Kifowit: I supported this Act, and believe that there are many opportunities such as these to embrace the job opportunities of the future, such as green energy jobs. We need to continue to be vigilant to ensure we reduce pollution and protect the environment from polluters.
What would you do to ensure the long-term viability of the state’s Medicaid program? What is your view on managed care for Medicaid beneficiaries?
Kifowit: I was a cosponsor of HR100 which passed with overwhelming majority to audit the Medicaid MCO’s. There have been significant lack of transparency with the MCO’s in addition to the biggest non-competitive contract awarded to MCO’s and heard from many residents of excessive denials of needed medical proceedures.
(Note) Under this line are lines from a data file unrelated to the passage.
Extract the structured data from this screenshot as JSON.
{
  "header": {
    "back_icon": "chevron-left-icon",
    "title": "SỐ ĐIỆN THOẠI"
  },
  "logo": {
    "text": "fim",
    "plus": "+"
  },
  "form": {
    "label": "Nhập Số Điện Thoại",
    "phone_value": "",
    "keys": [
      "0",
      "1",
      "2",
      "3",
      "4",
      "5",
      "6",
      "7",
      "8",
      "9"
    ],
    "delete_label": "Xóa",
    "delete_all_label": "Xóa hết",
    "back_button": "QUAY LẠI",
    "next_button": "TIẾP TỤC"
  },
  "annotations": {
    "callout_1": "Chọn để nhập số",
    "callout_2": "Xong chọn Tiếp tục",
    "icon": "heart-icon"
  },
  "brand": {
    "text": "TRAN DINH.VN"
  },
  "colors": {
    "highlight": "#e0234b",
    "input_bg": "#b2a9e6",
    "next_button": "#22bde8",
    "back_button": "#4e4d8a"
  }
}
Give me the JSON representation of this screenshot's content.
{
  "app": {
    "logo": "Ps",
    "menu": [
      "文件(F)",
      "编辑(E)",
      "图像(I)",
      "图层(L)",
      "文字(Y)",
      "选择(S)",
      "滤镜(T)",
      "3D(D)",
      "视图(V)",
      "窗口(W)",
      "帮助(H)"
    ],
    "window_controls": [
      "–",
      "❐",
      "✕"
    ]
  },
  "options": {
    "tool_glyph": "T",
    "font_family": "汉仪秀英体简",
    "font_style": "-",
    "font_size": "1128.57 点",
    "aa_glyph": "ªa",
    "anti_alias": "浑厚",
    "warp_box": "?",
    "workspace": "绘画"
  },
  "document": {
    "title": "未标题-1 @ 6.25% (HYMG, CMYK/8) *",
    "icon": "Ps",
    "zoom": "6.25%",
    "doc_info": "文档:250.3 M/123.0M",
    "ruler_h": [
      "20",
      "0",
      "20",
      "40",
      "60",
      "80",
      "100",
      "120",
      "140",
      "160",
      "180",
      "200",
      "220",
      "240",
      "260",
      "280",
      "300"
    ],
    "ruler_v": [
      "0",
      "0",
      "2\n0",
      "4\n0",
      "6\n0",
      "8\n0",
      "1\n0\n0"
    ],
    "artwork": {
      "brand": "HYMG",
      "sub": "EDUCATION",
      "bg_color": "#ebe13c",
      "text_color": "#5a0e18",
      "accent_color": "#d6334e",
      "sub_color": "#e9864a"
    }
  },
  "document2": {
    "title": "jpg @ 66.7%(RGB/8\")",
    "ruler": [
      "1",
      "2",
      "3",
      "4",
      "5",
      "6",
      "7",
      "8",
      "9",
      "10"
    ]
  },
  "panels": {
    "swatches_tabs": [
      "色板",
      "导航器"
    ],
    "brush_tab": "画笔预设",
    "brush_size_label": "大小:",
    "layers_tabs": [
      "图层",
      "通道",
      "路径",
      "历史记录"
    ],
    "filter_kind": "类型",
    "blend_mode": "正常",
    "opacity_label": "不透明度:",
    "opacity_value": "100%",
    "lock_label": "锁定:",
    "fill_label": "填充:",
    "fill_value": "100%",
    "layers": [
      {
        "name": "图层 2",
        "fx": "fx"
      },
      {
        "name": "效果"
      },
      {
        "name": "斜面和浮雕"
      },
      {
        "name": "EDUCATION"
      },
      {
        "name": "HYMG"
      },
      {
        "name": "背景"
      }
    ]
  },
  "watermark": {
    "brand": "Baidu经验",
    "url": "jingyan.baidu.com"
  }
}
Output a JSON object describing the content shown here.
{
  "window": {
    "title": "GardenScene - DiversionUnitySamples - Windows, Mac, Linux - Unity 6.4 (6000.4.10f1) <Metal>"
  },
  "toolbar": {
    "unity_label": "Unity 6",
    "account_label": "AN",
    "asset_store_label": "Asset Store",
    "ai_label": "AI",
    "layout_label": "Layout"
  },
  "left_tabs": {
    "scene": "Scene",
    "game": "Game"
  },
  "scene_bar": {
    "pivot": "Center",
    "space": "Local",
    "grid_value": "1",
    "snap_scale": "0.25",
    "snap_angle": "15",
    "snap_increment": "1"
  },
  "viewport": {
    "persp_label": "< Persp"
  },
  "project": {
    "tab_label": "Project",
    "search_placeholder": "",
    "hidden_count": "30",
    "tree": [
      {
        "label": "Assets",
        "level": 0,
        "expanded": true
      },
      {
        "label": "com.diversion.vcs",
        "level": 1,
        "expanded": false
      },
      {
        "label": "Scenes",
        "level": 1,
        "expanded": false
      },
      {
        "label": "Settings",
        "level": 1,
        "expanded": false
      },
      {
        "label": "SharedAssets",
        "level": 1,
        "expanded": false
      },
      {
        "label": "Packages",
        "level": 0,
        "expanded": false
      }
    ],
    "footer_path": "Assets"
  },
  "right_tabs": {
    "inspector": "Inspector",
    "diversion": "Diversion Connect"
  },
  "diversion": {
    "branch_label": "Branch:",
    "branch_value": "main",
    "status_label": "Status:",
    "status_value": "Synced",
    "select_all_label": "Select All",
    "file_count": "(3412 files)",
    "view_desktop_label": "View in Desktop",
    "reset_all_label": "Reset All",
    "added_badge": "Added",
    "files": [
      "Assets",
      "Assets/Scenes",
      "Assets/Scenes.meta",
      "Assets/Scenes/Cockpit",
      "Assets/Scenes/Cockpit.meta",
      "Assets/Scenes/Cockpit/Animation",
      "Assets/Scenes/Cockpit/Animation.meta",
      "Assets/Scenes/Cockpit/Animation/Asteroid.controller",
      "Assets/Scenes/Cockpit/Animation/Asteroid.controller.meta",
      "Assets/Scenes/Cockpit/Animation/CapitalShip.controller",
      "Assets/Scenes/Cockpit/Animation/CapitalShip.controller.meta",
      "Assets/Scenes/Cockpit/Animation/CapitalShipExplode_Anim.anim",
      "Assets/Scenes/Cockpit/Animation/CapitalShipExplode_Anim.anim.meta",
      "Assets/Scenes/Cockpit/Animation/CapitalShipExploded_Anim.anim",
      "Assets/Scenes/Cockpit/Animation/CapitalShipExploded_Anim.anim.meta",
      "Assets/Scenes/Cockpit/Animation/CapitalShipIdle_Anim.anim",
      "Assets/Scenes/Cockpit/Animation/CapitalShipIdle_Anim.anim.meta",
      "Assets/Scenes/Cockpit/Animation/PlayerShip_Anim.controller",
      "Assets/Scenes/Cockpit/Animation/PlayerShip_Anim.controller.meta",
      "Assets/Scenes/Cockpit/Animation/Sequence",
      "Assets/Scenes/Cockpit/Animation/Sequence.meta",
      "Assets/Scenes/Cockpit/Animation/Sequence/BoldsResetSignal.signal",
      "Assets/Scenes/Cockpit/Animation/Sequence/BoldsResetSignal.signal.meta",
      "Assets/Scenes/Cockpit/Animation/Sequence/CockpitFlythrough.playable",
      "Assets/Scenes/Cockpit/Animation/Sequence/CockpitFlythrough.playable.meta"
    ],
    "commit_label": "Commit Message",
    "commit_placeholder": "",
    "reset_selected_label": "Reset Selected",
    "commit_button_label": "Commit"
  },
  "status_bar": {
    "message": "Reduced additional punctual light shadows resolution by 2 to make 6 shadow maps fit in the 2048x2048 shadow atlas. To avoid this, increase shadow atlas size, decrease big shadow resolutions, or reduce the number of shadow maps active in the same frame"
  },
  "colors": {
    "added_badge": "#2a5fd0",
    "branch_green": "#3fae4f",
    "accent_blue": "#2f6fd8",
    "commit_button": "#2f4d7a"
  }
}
In addition, a recent audit finding revealed questions with regards to the monitoring of more than $7B in payments to the MCO’s. In short, I think there has been increased costs with regards to the changes and a complete investigation needs to happen to assess how to better monitor and hold the MCO’s accountable to put the health of the residents first before the padding the profits of their organizations.
Underfunding at the Department of Corrections has led to troubling findings by the auditor general that many inmates don’t receive services or opportunities for work while incarcerated. Is this a legitimate concern? What should the Legislature do?
Kifowit: The legislature is working towards the goal of properly funding corrections by passing two balanced budgets after the years long impasse. However, we need to ensure that we have proper level of staffing to ensure safety for everyone, in addition to evaluating the programs that can have a positive effect of reducing recidivism while getting training and education to reintegrate into productive members of society. We need to work towards providing positive programs for as many qualified inmates as possible.
Should the state restore the practice of parole for people sentenced to long terms? Why or why not?
I believe that any criminal justice reform needs to include all stakeholders, including local law enforcement and victims advocates.
Ahead of the historic 2018 elections, the Sun-Times is teaming up weekly with the Better Government Association, in print and online, to fact-check the truthfulness of the candidates. You can find all of the PolitiFact Illinois stories we’ve reported together here.